Ideally, you have separate accounts for your business and personal transactions. But, chances are if you’re not commingling funds now, you have at some point. QBSE makes it really easy to exclude your personal transactions from your reporting. Because of that, I went ahead and connected my personal credit card. I don’t have a business credit card and every once in a while, usually while traveling, I’ll be in a situation where I can’t use a debit card. So, I’ll whip out my credit card and know that transaction is still being captured and categorized.
If you’re using your car for business, you should be tracking your miles. While you have the option to take the standard deduction on your taxes, the only way to know if that’s your best option is to actually know how many business miles you’ve traveled and what else you’ve spent on car related expenses. I used to use a separate app for tracking my miles. It wasn’t the end of the world, but knowing that QBSE‘s app has mileage tracking built in was a huge selling point for me. Like my income and expenses, I can see what my mileage is like at any given point. And again, come tax time, that info is all in one system without exporting the data from somewhere else or calculating things in a notebook. If you turn off the auto tracking function and forget to log a ride, you can always add it in manually.
Have a business? Well, you’ve gotta get paid. When I signed up for QBSE, they didn’t have invoicing and so when they added it, I was thrilled. Even though I use another tool for invoicing now, if you’re looking to minimize the number of systems you have and you like having your invoicing tied in seamlessly with your other financial info, you’ll love this feature.
Pay Your Taxes:

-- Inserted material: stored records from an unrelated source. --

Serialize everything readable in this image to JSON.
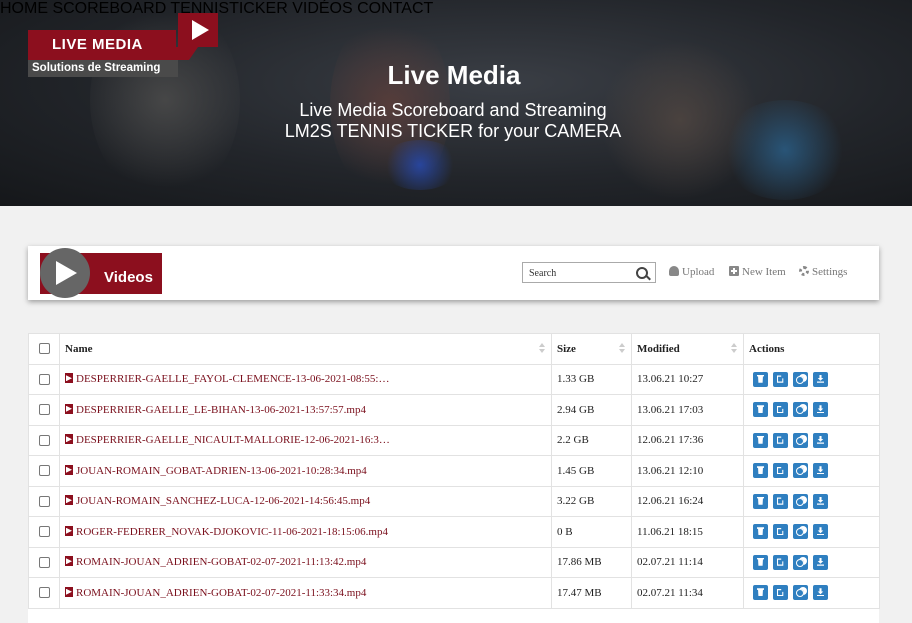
{
  "header": {
    "logo_title": "LIVE MEDIA",
    "logo_subtitle": "Solutions de Streaming",
    "nav": [
      "HOME",
      "SCOREBOARD",
      "TENNISTICKER",
      "VIDÉOS",
      "CONTACT"
    ],
    "title": "Live Media",
    "subtitle_1": "Live Media Scoreboard and Streaming",
    "subtitle_2": "LM2S TENNIS TICKER for your CAMERA"
  },
  "panel": {
    "label": "Videos",
    "search_placeholder": "Search",
    "upload_label": "Upload",
    "new_item_label": "New Item",
    "settings_label": "Settings"
  },
  "table": {
    "columns": [
      "Name",
      "Size",
      "Modified",
      "Actions"
    ],
    "rows": [
      {
        "name": "DESPERRIER-GAELLE_FAYOL-CLEMENCE-13-06-2021-08:55:…",
        "size": "1.33 GB",
        "modified": "13.06.21 10:27"
      },
      {
        "name": "DESPERRIER-GAELLE_LE-BIHAN-13-06-2021-13:57:57.mp4",
        "size": "2.94 GB",
        "modified": "13.06.21 17:03"
      },
      {
        "name": "DESPERRIER-GAELLE_NICAULT-MALLORIE-12-06-2021-16:3…",
        "size": "2.2 GB",
        "modified": "12.06.21 17:36"
      },
      {
        "name": "JOUAN-ROMAIN_GOBAT-ADRIEN-13-06-2021-10:28:34.mp4",
        "size": "1.45 GB",
        "modified": "13.06.21 12:10"
      },
      {
        "name": "JOUAN-ROMAIN_SANCHEZ-LUCA-12-06-2021-14:56:45.mp4",
        "size": "3.22 GB",
        "modified": "12.06.21 16:24"
      },
      {
        "name": "ROGER-FEDERER_NOVAK-DJOKOVIC-11-06-2021-18:15:06.mp4",
        "size": "0 B",
        "modified": "11.06.21 18:15"
      },
      {
        "name": "ROMAIN-JOUAN_ADRIEN-GOBAT-02-07-2021-11:13:42.mp4",
        "size": "17.86 MB",
        "modified": "02.07.21 11:14"
      },
      {
        "name": "ROMAIN-JOUAN_ADRIEN-GOBAT-02-07-2021-11:33:34.mp4",
        "size": "17.47 MB",
        "modified": "02.07.21 11:34"
      }
    ]
  },
  "colors": {
    "brand": "#8c0f1e",
    "action_button": "#2f7fc0"
  }
}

Oh, taxes. I used to dread them. And back in those fearful days, occasionally I fell behind in filing and paying them. I can’t say I love the idea of cutting a check to the IRS and the state at any given time, but over the years, my attitude on taxes has completely changed. If I have taxes to pay, that means my business made money. I had plenty of years when I deleted over a refund check – but those years were also stressful because I wasn’t making the kind of money I could – and should – have been making.
There are 3 tax related perks of using QBSE:
- Inside your account, you’ll always have a reminder of when quarterly taxes are due and what your estimated taxes are. Again, think positively – you’re making money, honey!
- If you have an accountant, they can login and access your info, which will make their job easier (and it may be cheaper for you – or at least they won’t resent you for being a hot mess).
- If you upgrade your plan (like me), you can get QBSE + Turbo Tax and then come tax time, your info gets pushed right on over to Turbo Tax. This has saved me hours.
So, those are some of the important ways you can use QuickBooks Self-Employed to manage your finances as a freelancer or solopreneur. It’s easy to set up, easy to use, it costs practically nothing (yet its worth a ton!) and the support is great. Why wait? Make chaos and uncertainty things of the past.
Click here for 50% off the next 12 months and get Quickbooks Self-Employed for only $5 a month.
Disclaimer: I’m a systems whiz, but I am by no means a financial expert. Questions about your specific financial issues should be directed to a finance pro. But if you need help organizing your finances or setting up systems to help you get more control over your finances, contact me.